(Requirement) Reproduce the data exactly.

(Dataset records)
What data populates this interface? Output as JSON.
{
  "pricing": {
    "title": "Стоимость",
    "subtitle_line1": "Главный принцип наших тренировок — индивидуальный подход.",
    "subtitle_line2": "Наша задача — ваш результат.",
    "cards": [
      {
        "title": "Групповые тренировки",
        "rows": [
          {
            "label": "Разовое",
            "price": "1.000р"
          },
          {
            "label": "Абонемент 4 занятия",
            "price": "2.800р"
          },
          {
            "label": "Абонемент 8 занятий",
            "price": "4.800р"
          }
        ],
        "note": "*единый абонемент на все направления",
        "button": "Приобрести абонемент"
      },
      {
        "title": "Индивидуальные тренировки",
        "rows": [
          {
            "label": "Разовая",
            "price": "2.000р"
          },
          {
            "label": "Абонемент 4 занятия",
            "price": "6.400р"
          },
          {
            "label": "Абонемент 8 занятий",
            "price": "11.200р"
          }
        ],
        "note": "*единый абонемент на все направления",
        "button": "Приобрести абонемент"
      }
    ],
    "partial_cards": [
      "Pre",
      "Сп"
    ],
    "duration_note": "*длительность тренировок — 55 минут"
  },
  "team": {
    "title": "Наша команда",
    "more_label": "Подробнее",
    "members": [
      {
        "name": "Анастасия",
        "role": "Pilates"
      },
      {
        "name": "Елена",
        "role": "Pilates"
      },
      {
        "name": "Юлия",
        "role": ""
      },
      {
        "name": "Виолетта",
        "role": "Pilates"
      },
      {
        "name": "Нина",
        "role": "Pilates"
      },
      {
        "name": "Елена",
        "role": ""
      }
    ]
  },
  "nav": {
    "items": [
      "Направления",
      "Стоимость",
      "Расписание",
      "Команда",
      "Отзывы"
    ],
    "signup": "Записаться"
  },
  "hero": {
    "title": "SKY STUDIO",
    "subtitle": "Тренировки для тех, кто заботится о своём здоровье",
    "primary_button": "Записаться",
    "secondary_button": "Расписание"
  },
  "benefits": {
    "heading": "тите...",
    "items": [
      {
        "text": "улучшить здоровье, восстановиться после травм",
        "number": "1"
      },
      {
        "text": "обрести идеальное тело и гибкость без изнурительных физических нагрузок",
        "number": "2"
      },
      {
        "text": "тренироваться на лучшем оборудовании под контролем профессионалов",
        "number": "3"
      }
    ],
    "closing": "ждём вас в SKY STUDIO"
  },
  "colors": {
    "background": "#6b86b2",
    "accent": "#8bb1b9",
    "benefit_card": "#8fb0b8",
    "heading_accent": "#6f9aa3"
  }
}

(Answer space)
What data populates this interface? Output as JSON.
{
  "pricing": {
    "title": "Стоимость",
    "subtitle_line1": "Главный принцип наших тренировок — индивидуальный подход.",
    "subtitle_line2": "Наша задача — ваш результат.",
    "cards": [
      {
        "title": "Групповые тренировки",
        "rows": [
          {
            "label": "Разовое",
            "price": "1.000р"
          },
          {
            "label": "Абонемент 4 занятия",
            "price": "2.800р"
          },
          {
            "label": "Абонемент 8 занятий",
            "price": "4.800р"
          }
        ],
        "note": "*единый абонемент на все направления",
        "button": "Приобрести абонемент"
      },
      {
        "title": "Индивидуальные тренировки",
        "rows": [
          {
            "label": "Разовая",
            "price": "2.000р"
          },
          {
            "label": "Абонемент 4 занятия",
            "price": "6.400р"
          },
          {
            "label": "Абонемент 8 занятий",
            "price": "11.200р"
          }
        ],
        "note": "*единый абонемент на все направления",
        "button": "Приобрести абонемент"
      }
    ],
    "partial_cards": [
      "Pre",
      "Сп"
    ],
    "duration_note": "*длительность тренировок — 55 минут"
  },
  "team": {
    "title": "Наша команда",
    "more_label": "Подробнее",
    "members": [
      {
        "name": "Анастасия",
        "role": "Pilates"
      },
      {
        "name": "Елена",
        "role": "Pilates"
      },
      {
        "name": "Юлия",
        "role": ""
      },
      {
        "name": "Виолетта",
        "role": "Pilates"
      },
      {
        "name": "Нина",
        "role": "Pilates"
      },
      {
        "name": "Елена",
        "role": ""
      }
    ]
  },
  "nav": {
    "items": [
      "Направления",
      "Стоимость",
      "Расписание",
      "Команда",
      "Отзывы"
    ],
    "signup": "Записаться"
  },
  "hero": {
    "title": "SKY STUDIO",
    "subtitle": "Тренировки для тех, кто заботится о своём здоровье",
    "primary_button": "Записаться",
    "secondary_button": "Расписание"
  },
  "benefits": {
    "heading": "тите...",
    "items": [
      {
        "text": "улучшить здоровье, восстановиться после травм",
        "number": "1"
      },
      {
        "text": "обрести идеальное тело и гибкость без изнурительных физических нагрузок",
        "number": "2"
      },
      {
        "text": "тренироваться на лучшем оборудовании под контролем профессионалов",
        "number": "3"
      }
    ],
    "closing": "ждём вас в SKY STUDIO"
  },
  "colors": {
    "background": "#6b86b2",
    "accent": "#8bb1b9",
    "benefit_card": "#8fb0b8",
    "heading_accent": "#6f9aa3"
  }
}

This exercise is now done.